Oct 26, 2011 (Updated Oct 26, 2011)
Review by Alan Lake
Rated a Very Helpful Review
Cons:Questionable durability and not very ergonomic.
The Bottom Line: An essential accessory for slow shutter speeds when using your SLR digital camera.
One of the first things I did with my new Nikon D5100 was zoom into some houses on the hill top and set the camera for a long exposure. I used a tripod but that wasn’t enough because I had a zoom lens. Well there was movement from my hand hitting the shutter release button. The lights on the house streaked across the digital photo, like a marker would make if you were drawing a picture inside a moving school bus. I sort of expected this because I was using a 300mm zoom lens. I knew I needed a remote. I was used to a corded remote with my Nikon F100 but I quickly noticed that my Nikon D5100 had 2 infrared sensors. One in the front and one on the back. A wired remote was no longer the only option. The product I am reviewing is an infrared (IR) remote. I use it to remotely control my Nikon D5100 digital SLR. It is just like a television remote control except it has one button and one signal.
The reason you want a remote is to trigger the shutter without touching the camera. This can be done on my Nikon D5100 while you are in front of the camera taking a family picture (because it has a front facing IR sensor). You will move the camera slightly if you press the shutter release button (like I stated above).
A tripod is essential for most high quality photographs. But some tripods are not 100% wiggle proof. Mine sure isn’t.
Ergonomics are pretty much non-existent. It is just a thin rectangle with one button and an infrared transmitter. The only thing it has is a few ridges on the bottom and four ridges up top, which are designed to add friction.
I really am not sure of the durability since I have only had it for 3 months. It feels solid with some slight give due to it being plastic. But I am concerned enough about it that I put it in a special pouch in my camera bag so it is protected. And since it is small, this is a great place so I can easily find it. Putting something this small in an open pouch is not wise due to its small size.
And I have not had any problems with it. Every time I pressed the button I got a shutter response. No lag and it works every time.
This is semi-unrelated but a good rule of thumb (given to me years ago) for knowing if you should use a tripod or not. If the shutter speed is the same or higher than the mm listed on your lens, then you usually don’t need a tripod. If it is lower then you do. This is the rule I follow and it has worked for me. Some people may recommend a higher shutter speed and I like to have a shutter speed just to play it safe.
Do I recommend this remote? Absolutely. It is a must for anyone that takes pictures at a slow shutter speed. It is also a nice accessory if you take family portraits with yourself included. Another reason I like it is the remote can be found at a fair price and does not require a cable to the camera. Not having a cable limiting you is very nice.
Now this does not help you get better pictures of fast moving objects.

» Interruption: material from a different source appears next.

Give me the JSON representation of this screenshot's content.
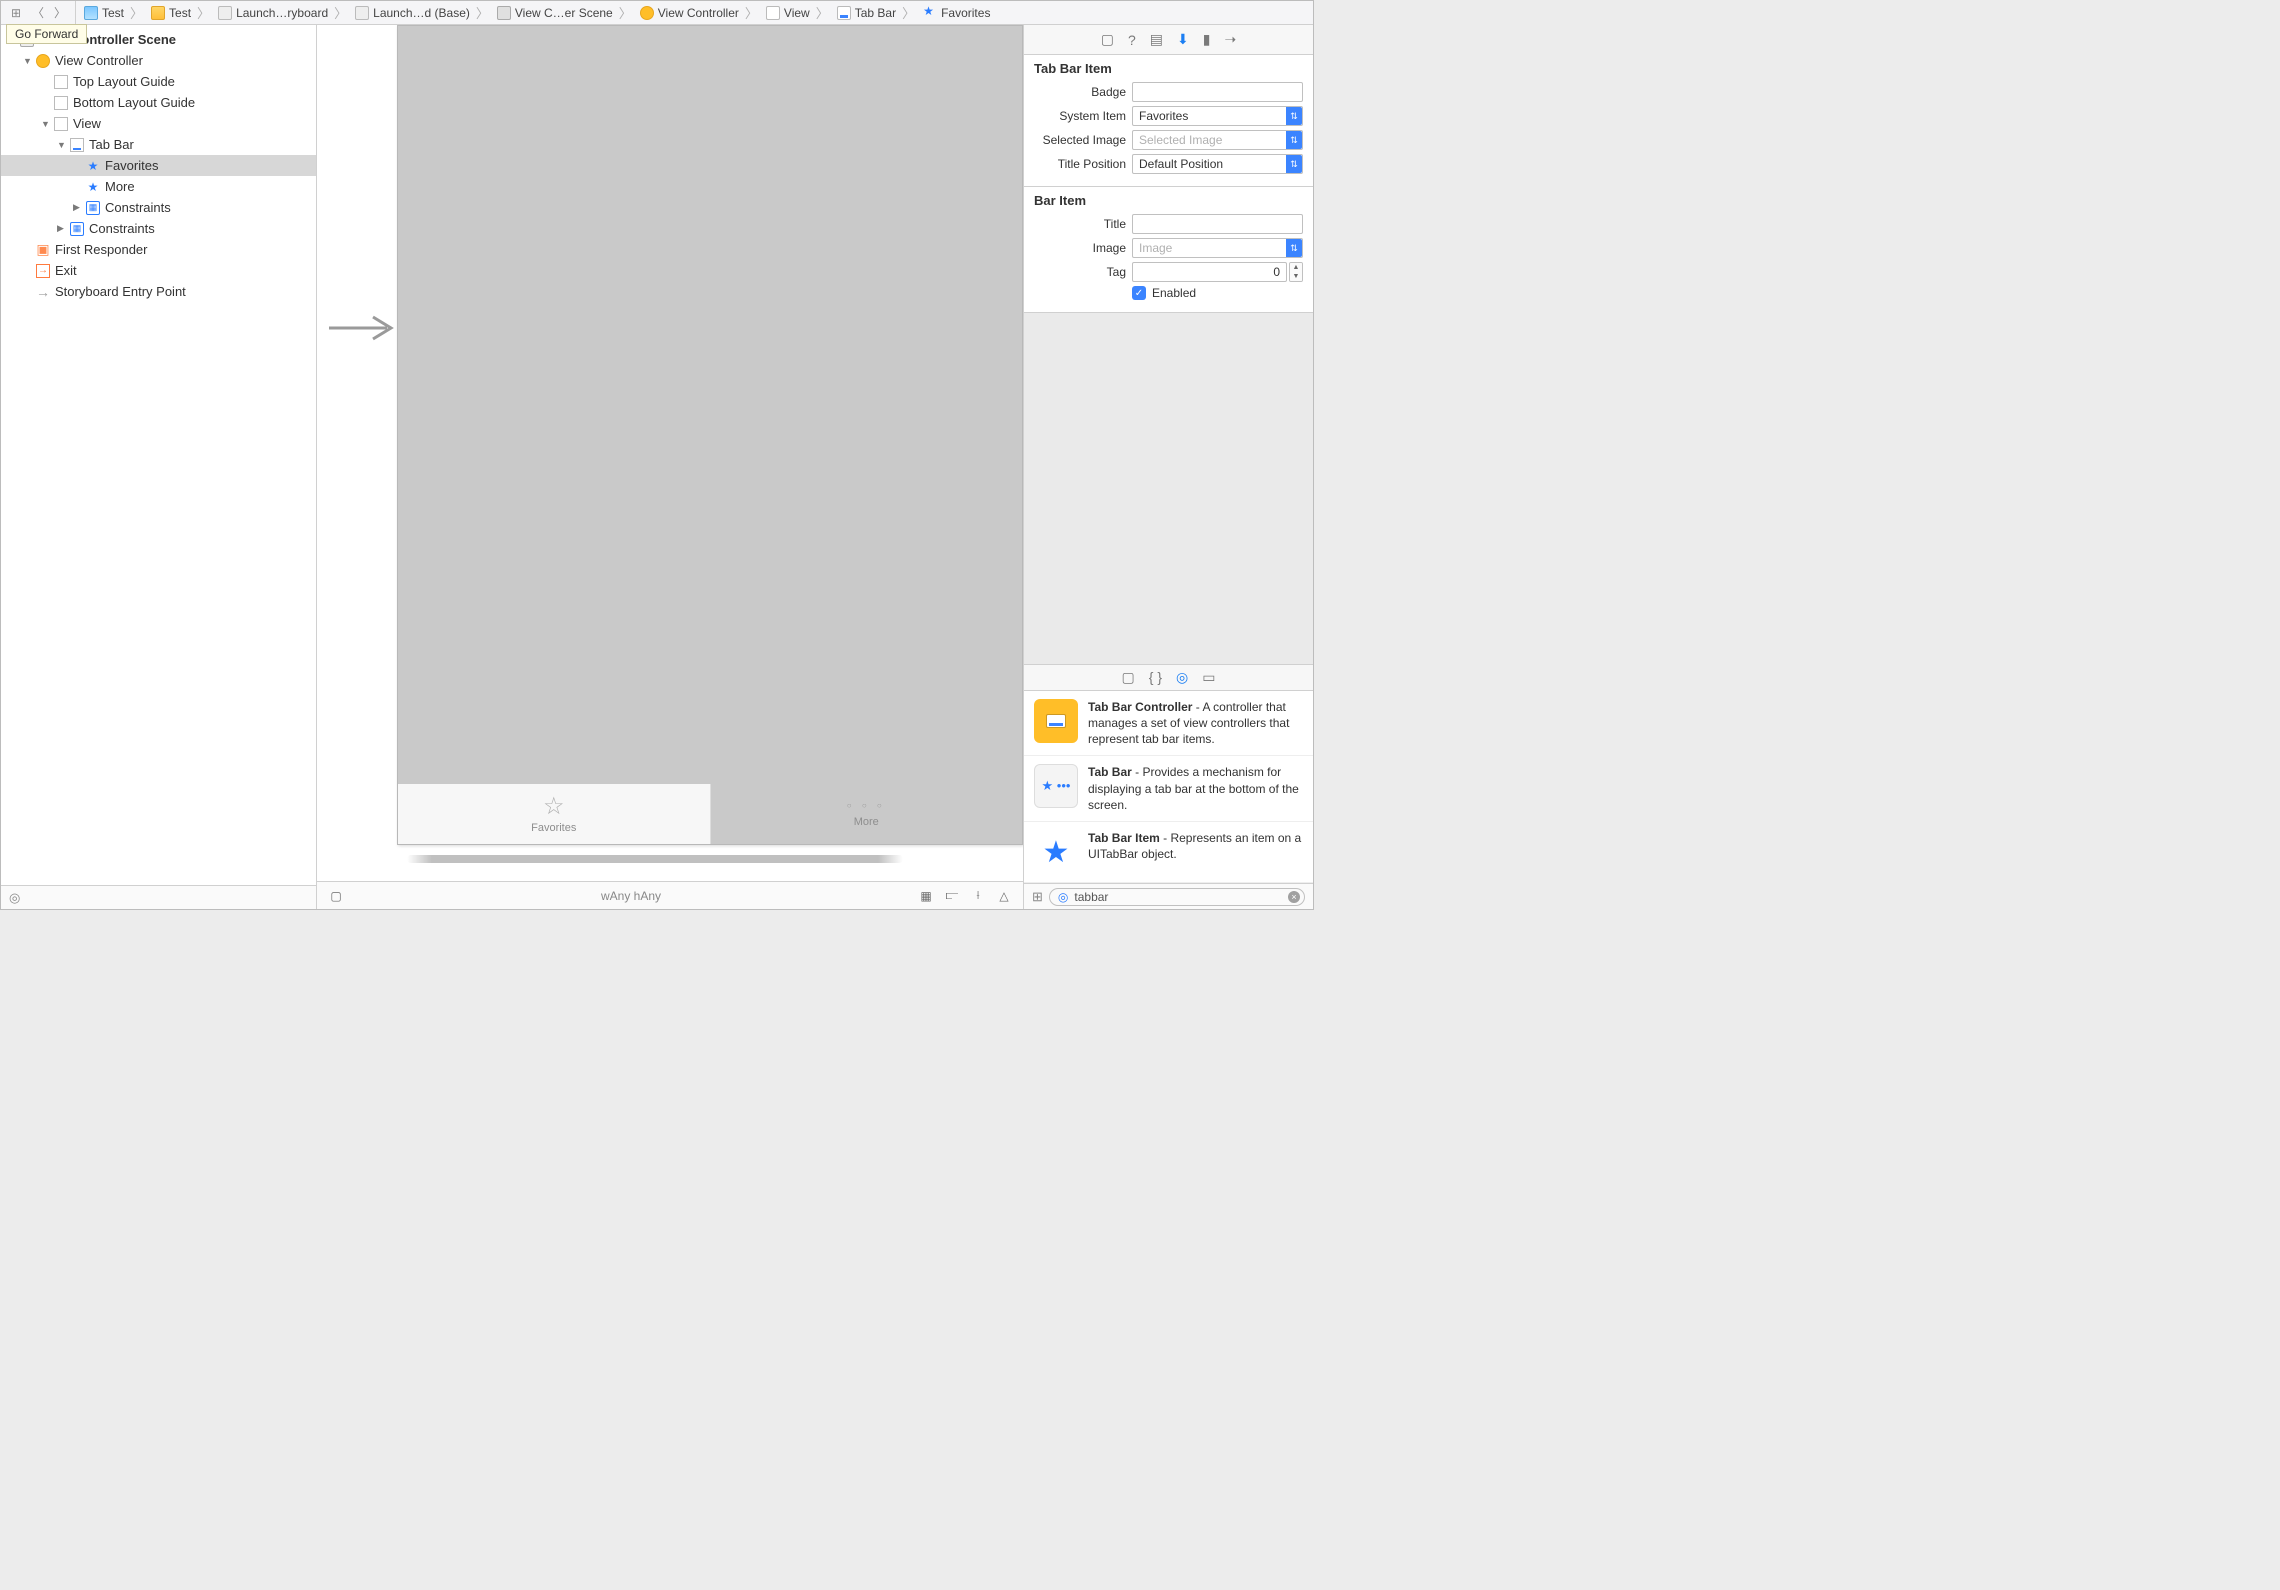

This just eliminates the movement caused by your finger pushing on the shutter button.
Before buying this, make sure your camera accepts infrared (IR) signals. My Nikon D5100 does but my older Nikon F100 does not. And none of my digital point and shoot cameras has an Infrared receiver.
Range Not sure on the maximum range at the moment. I walked 90 feet to the back of my yard and it still worked. 90 feet is more than most of us will need. I did this at night.
Changing out the battery Man is this a pain. The port is a slide out holder (like a CD drive) that can only be pulled out when you slide a really small slider over. The slider is spring loaded and you have to put a lot of pressure to get it to unlock. I finally got it open to record the battery number but it took me over 2 minutes of twisting my fingers around to get it open. And my thumb still hurts as I write this. Lol.
Options You have a couple of other options. You can buy other third party IR remotes (one that is half the price listed on Amazon) and there is a corded remote (that is more expensive on Amazon) made by Nikon. I’ve had no problems with this IR remote so I see no need to get a corded model.
Weight and dimensions Weight: 3/8 oz Length: 2 3/8 inches Width: 1 3/32 inch Height: 3/16 inch Capacity: 1 3V CR2025 watch style battery